Don't Miss "SEMA: Battle of the Builders" TV Special Set To Premiere February 7
Representing the innovation and ingenuity of the automotive aftermarket industry, the annual "SEMA: Battle of the Builders" TV special is back and will premiere on A+E Networks' History Channel on Sunday, February 7, 2021 9a (EST).
Adrienne "AJ" Janic and Tanner Foust return to their hosting duties as a new group of builders compete against one another for a chance at being named the best of the best and receiving the Top Builder Trophy. Hear from the builders in exclusive interviews, see their builds up close and watch the Top 12 judging.
The judges, industry experts RJ DeVera (Meguiar's), Cam Miller (HS Customs), Jeremiah Proffitt (Proffitt's Resurrection Land Cruisers) and 2019 Battle of the Builders Champions Mike and Jim Ring (Ringbrothers), were tasked with narrowing down the field of over 300 vehicles to the Top 10 in each of the four categories—Hot Rod, Sport Compact, Truck/Off-Road and Young Guns--before choosing the Top 12 builds.
The Top 12 competitors judged each other in the final round to determine the top build in each category and then the top build overall. These builders know what to look for when it comes to superior automotive craftsmanship and they judge their peers accordingly. Experience all the action and cheer on your favorite builds on A+E Networks' History Channel on Sunday, February 7. Check your local listings for times in your area.
For more information about the SEMA Battle of the Builders program, visit the website: www.semabotb.com
SEMA SAN Strike Force
It's safe to say that Gary Kilbride is a fan of the Bowtie brand's offerings. A member of the Ontario Camaro Club, he served as Vice President from 1997 to 2009. In the role, he managed the club's finances, website, quarterly newsletter, apparel and a number of the club's sponsors. He currently owns two vintage Chevrolet Camaros. However, these may not be his last. "I have my eye on a 1967 Camaro Indy Pace Car," explains Gary. "The car is one of only eleven made for export to Canada. The owner, who is the original owner, is not ready to sell yet...but maybe soon." Perhaps luck will run in his favor to obtain this ride.
"I purchased my 2002 35th Anniversary Camaro (pictured here) because I thought that maybe this would be the last year that the car would be made... and I really liked the LS engine," Gary recalls. "This is the first new vehicle that I ever purchased. I had the pleasure of doing the pre-delivery because my son worked at the dealership. It's a fully-loaded SLP-opted car with manual 6-speed trans. It now has just under 8,000 miles because it is driven selectively."
Gary bought his other Camaro—a 1983 Z28—in 1989 as the second owner. "I have driven it 24/7 for 80,000 miles, including in winter and summer," he says. "It never failed to start and it never became stuck in the snow.

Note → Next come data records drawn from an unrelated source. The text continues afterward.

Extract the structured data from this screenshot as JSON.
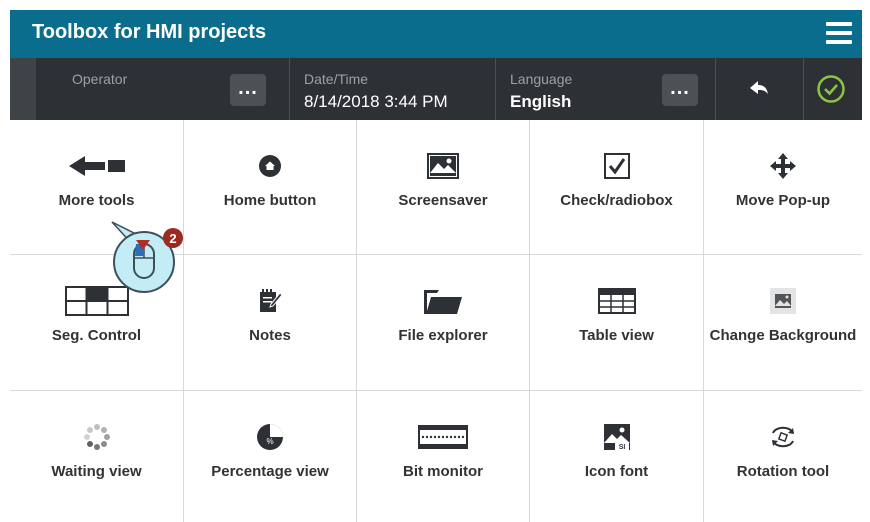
{
  "header": {
    "title": "Toolbox for HMI projects",
    "menu_icon": "hamburger-menu-icon",
    "color": "#0b6d8e"
  },
  "statusbar": {
    "operator_label": "Operator",
    "operator_value": "",
    "datetime_label": "Date/Time",
    "datetime_value": "8/14/2018 3:44 PM",
    "language_label": "Language",
    "language_value": "English",
    "more_label": "...",
    "back_icon": "back-arrow-icon",
    "ok_icon": "checkmark-circle-icon",
    "ok_color": "#8cc63f"
  },
  "tools": [
    {
      "label": "More tools",
      "icon": "arrow-left-icon"
    },
    {
      "label": "Home button",
      "icon": "home-icon"
    },
    {
      "label": "Screensaver",
      "icon": "image-icon"
    },
    {
      "label": "Check/radiobox",
      "icon": "checkbox-icon"
    },
    {
      "label": "Move Pop-up",
      "icon": "move-arrows-icon"
    },
    {
      "label": "Seg. Control",
      "icon": "segmented-control-icon"
    },
    {
      "label": "Notes",
      "icon": "notes-icon"
    },
    {
      "label": "File explorer",
      "icon": "folder-icon"
    },
    {
      "label": "Table view",
      "icon": "table-icon"
    },
    {
      "label": "Change Background",
      "icon": "background-image-icon"
    },
    {
      "label": "Waiting view",
      "icon": "spinner-icon"
    },
    {
      "label": "Percentage view",
      "icon": "percent-pie-icon"
    },
    {
      "label": "Bit monitor",
      "icon": "bit-monitor-icon"
    },
    {
      "label": "Icon font",
      "icon": "icon-font-icon"
    },
    {
      "label": "Rotation tool",
      "icon": "rotation-icon"
    }
  ],
  "cursor": {
    "badge": "2",
    "icon": "mouse-click-icon"
  }
}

I had it painted in 1993 and it hasn't seen winter since then. It's very original, although I replaced the factory TH 200C trans with a TH350 because the 200 was starting to slip."
Other automotive projects:

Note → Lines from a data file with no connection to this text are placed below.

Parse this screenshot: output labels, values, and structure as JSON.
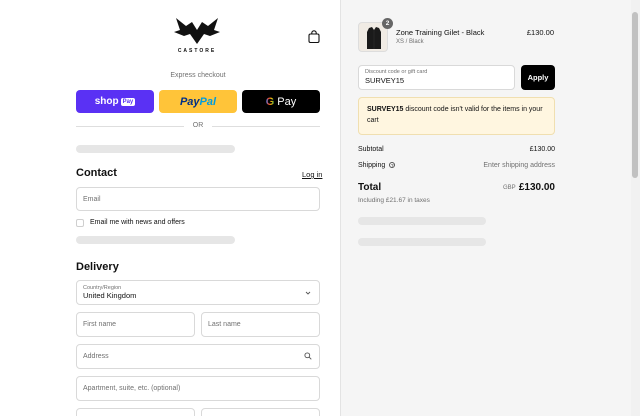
{
  "brand": {
    "name": "CASTORE"
  },
  "express": {
    "label": "Express checkout",
    "shop_pay": {
      "text": "shop",
      "badge": "Pay"
    },
    "paypal": {
      "part1": "Pay",
      "part2": "Pal"
    },
    "gpay": {
      "g": "G",
      "text": "Pay"
    },
    "or_text": "OR"
  },
  "contact": {
    "title": "Contact",
    "login_label": "Log in",
    "email_placeholder": "Email",
    "newsletter_label": "Email me with news and offers"
  },
  "delivery": {
    "title": "Delivery",
    "country_label": "Country/Region",
    "country_value": "United Kingdom",
    "first_name_placeholder": "First name",
    "last_name_placeholder": "Last name",
    "address_placeholder": "Address",
    "apartment_placeholder": "Apartment, suite, etc. (optional)"
  },
  "cart": {
    "item": {
      "quantity": "2",
      "name": "Zone Training Gilet - Black",
      "variant": "XS / Black",
      "price": "£130.00"
    },
    "discount": {
      "label": "Discount code or gift card",
      "value": "SURVEY15",
      "apply_label": "Apply"
    },
    "warning": {
      "code": "SURVEY15",
      "message": " discount code isn't valid for the items in your cart"
    },
    "subtotal_label": "Subtotal",
    "subtotal_value": "£130.00",
    "shipping_label": "Shipping",
    "shipping_value": "Enter shipping address",
    "total_label": "Total",
    "total_currency": "GBP",
    "total_value": "£130.00",
    "tax_note": "Including £21.67 in taxes"
  },
  "colors": {
    "shop_pay": "#5a31f4",
    "paypal": "#ffc439",
    "gpay": "#000000",
    "warning_bg": "#fff6e0",
    "summary_bg": "#f5f5f5"
  },
  "icons": [
    "castore-logo-icon",
    "shopping-bag-icon",
    "chevron-down-icon",
    "search-icon",
    "info-icon"
  ]
}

There are a number of projects that I'd like to tackle; however, I am now retired so money is a concern. I do get involved with my son, who has a 1969 Z28 which is very original. We've made a few repairs on it, including the steering box, power steering pump, brake work, exhaust and some carburetor work.

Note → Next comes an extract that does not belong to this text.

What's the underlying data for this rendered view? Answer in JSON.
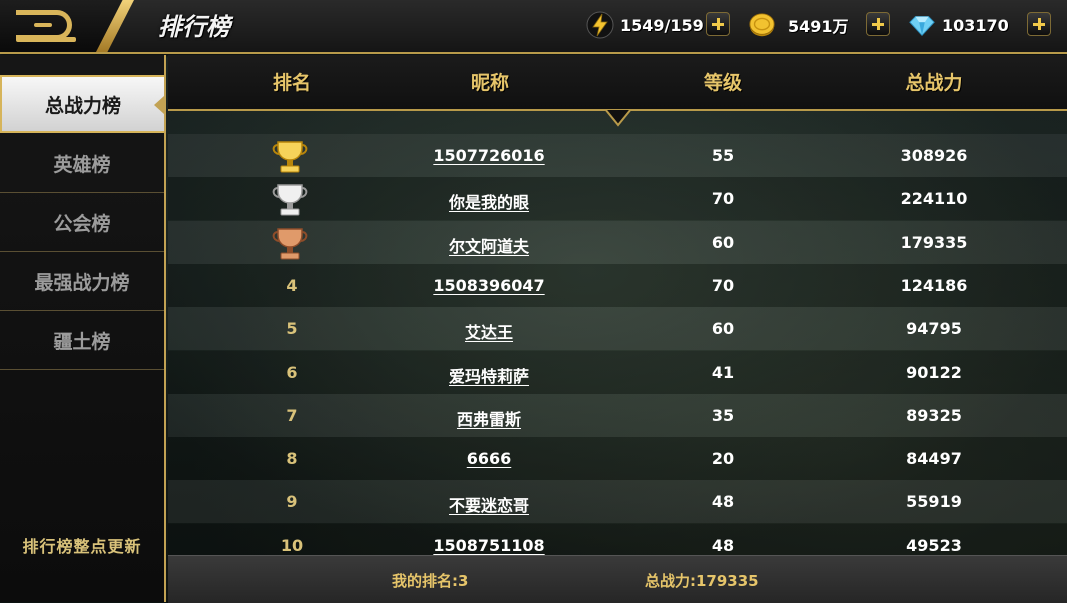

Vehicle that tops my wish list:
This would be a new Camaro SS 1LE. I drove a 2019 edition, which my son had as a demo for a short time and it was amazing. I also drove a ZL1—the horsepower was great but the 1LE was a "nicer" drive.
My fantasy powerplant:
I have always liked the Chev big blocks: 396 and 427. However, I would have to go with an LSX engine—a great design and lots of power.
Favorite automotive memory:
In the early '70s, I bought a 1957 Chev Belair 2-door post without an engine. With the help of friends, I rebuilt a 283 with TRW pistons, 375hp cam, Chevy aluminum hi-rise, Holley 750 carb with Hedman Hedders and Walker chamber pipes. That car sounded and ran so good!!
My automotive hero(es):
I don't have one automotive hero; however, there are a number of folks that I look up to. Among them are Brian Henderson of Supercar Workshop, former Camaro brand manager Scott Settlemire, NHRA drag racer Bill "Grumpy" Jenkins and my son Scott—he is an awesome auto technician and has a great "automotive mind."
Links I visit:
Why our legislative voice is important:
Folks in the hobby have to know what's going on in order to be able to respond effectively to the potential laws that will impact what we love. Our hobby is our passion; but, it's more than that. It has driven a huge industry employing thousands. In addition, it has resulted in so much innovation in performance, style and safety. Many clubs support worthwhile charities. All of this is too important to lose.